Task statement
Copy all of the records word for word.

Source information
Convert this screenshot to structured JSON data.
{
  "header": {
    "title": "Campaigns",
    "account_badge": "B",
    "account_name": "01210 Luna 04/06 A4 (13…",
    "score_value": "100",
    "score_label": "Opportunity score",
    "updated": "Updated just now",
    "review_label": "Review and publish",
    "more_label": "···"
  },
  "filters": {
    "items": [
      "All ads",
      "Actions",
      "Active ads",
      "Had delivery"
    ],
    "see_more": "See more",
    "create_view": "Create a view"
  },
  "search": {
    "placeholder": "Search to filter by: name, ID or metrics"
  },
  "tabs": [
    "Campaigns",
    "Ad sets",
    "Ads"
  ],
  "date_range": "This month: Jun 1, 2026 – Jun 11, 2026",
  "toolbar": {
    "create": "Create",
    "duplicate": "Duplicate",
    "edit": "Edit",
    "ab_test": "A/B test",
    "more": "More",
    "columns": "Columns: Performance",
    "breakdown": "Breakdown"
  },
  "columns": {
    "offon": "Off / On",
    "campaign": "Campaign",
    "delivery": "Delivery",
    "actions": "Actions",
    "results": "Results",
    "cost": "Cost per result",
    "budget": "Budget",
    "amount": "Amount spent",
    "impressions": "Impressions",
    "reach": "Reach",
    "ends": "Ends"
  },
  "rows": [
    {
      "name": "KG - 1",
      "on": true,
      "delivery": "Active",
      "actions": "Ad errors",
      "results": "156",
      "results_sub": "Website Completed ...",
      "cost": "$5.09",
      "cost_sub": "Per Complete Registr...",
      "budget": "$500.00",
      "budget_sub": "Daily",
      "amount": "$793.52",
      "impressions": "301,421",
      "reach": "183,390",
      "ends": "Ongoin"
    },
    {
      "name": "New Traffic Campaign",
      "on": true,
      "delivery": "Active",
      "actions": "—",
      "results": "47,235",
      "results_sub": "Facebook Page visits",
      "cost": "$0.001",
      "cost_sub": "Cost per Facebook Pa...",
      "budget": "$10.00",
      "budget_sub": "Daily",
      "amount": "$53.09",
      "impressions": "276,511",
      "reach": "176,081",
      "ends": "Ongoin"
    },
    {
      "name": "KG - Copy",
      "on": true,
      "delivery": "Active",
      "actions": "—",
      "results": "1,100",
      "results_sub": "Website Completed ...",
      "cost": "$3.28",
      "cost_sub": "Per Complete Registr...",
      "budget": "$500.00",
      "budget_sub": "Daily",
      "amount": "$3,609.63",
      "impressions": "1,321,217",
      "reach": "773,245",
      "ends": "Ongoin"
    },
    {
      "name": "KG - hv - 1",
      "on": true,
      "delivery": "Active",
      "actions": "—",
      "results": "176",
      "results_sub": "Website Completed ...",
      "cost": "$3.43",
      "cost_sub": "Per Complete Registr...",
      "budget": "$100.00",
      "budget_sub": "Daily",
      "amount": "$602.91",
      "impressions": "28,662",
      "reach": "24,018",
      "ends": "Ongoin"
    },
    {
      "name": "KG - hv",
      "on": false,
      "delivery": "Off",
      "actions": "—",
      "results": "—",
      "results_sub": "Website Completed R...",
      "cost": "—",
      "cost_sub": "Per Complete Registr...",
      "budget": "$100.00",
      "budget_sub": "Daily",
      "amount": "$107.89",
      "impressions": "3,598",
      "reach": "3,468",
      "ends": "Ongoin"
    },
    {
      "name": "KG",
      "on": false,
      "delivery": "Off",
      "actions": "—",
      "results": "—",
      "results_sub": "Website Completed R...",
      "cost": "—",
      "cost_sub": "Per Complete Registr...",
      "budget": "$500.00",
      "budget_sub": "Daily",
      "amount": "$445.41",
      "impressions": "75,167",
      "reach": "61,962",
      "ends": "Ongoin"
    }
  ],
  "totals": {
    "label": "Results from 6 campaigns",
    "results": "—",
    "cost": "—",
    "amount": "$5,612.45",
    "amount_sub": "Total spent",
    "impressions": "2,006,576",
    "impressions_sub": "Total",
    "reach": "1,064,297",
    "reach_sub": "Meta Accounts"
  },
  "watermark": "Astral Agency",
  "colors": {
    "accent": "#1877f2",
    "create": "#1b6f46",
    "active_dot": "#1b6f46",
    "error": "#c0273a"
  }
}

Task result
Convert this screenshot to structured JSON data.
{
  "header": {
    "title": "Campaigns",
    "account_badge": "B",
    "account_name": "01210 Luna 04/06 A4 (13…",
    "score_value": "100",
    "score_label": "Opportunity score",
    "updated": "Updated just now",
    "review_label": "Review and publish",
    "more_label": "···"
  },
  "filters": {
    "items": [
      "All ads",
      "Actions",
      "Active ads",
      "Had delivery"
    ],
    "see_more": "See more",
    "create_view": "Create a view"
  },
  "search": {
    "placeholder": "Search to filter by: name, ID or metrics"
  },
  "tabs": [
    "Campaigns",
    "Ad sets",
    "Ads"
  ],
  "date_range": "This month: Jun 1, 2026 – Jun 11, 2026",
  "toolbar": {
    "create": "Create",
    "duplicate": "Duplicate",
    "edit": "Edit",
    "ab_test": "A/B test",
    "more": "More",
    "columns": "Columns: Performance",
    "breakdown": "Breakdown"
  },
  "columns": {
    "offon": "Off / On",
    "campaign": "Campaign",
    "delivery": "Delivery",
    "actions": "Actions",
    "results": "Results",
    "cost": "Cost per result",
    "budget": "Budget",
    "amount": "Amount spent",
    "impressions": "Impressions",
    "reach": "Reach",
    "ends": "Ends"
  },
  "rows": [
    {
      "name": "KG - 1",
      "on": true,
      "delivery": "Active",
      "actions": "Ad errors",
      "results": "156",
      "results_sub": "Website Completed ...",
      "cost": "$5.09",
      "cost_sub": "Per Complete Registr...",
      "budget": "$500.00",
      "budget_sub": "Daily",
      "amount": "$793.52",
      "impressions": "301,421",
      "reach": "183,390",
      "ends": "Ongoin"
    },
    {
      "name": "New Traffic Campaign",
      "on": true,
      "delivery": "Active",
      "actions": "—",
      "results": "47,235",
      "results_sub": "Facebook Page visits",
      "cost": "$0.001",
      "cost_sub": "Cost per Facebook Pa...",
      "budget": "$10.00",
      "budget_sub": "Daily",
      "amount": "$53.09",
      "impressions": "276,511",
      "reach": "176,081",
      "ends": "Ongoin"
    },
    {
      "name": "KG - Copy",
      "on": true,
      "delivery": "Active",
      "actions": "—",
      "results": "1,100",
      "results_sub": "Website Completed ...",
      "cost": "$3.28",
      "cost_sub": "Per Complete Registr...",
      "budget": "$500.00",
      "budget_sub": "Daily",
      "amount": "$3,609.63",
      "impressions": "1,321,217",
      "reach": "773,245",
      "ends": "Ongoin"
    },
    {
      "name": "KG - hv - 1",
      "on": true,
      "delivery": "Active",
      "actions": "—",
      "results": "176",
      "results_sub": "Website Completed ...",
      "cost": "$3.43",
      "cost_sub": "Per Complete Registr...",
      "budget": "$100.00",
      "budget_sub": "Daily",
      "amount": "$602.91",
      "impressions": "28,662",
      "reach": "24,018",
      "ends": "Ongoin"
    },
    {
      "name": "KG - hv",
      "on": false,
      "delivery": "Off",
      "actions": "—",
      "results": "—",
      "results_sub": "Website Completed R...",
      "cost": "—",
      "cost_sub": "Per Complete Registr...",
      "budget": "$100.00",
      "budget_sub": "Daily",
      "amount": "$107.89",
      "impressions": "3,598",
      "reach": "3,468",
      "ends": "Ongoin"
    },
    {
      "name": "KG",
      "on": false,
      "delivery": "Off",
      "actions": "—",
      "results": "—",
      "results_sub": "Website Completed R...",
      "cost": "—",
      "cost_sub": "Per Complete Registr...",
      "budget": "$500.00",
      "budget_sub": "Daily",
      "amount": "$445.41",
      "impressions": "75,167",
      "reach": "61,962",
      "ends": "Ongoin"
    }
  ],
  "totals": {
    "label": "Results from 6 campaigns",
    "results": "—",
    "cost": "—",
    "amount": "$5,612.45",
    "amount_sub": "Total spent",
    "impressions": "2,006,576",
    "impressions_sub": "Total",
    "reach": "1,064,297",
    "reach_sub": "Meta Accounts"
  },
  "watermark": "Astral Agency",
  "colors": {
    "accent": "#1877f2",
    "create": "#1b6f46",
    "active_dot": "#1b6f46",
    "error": "#c0273a"
  }
}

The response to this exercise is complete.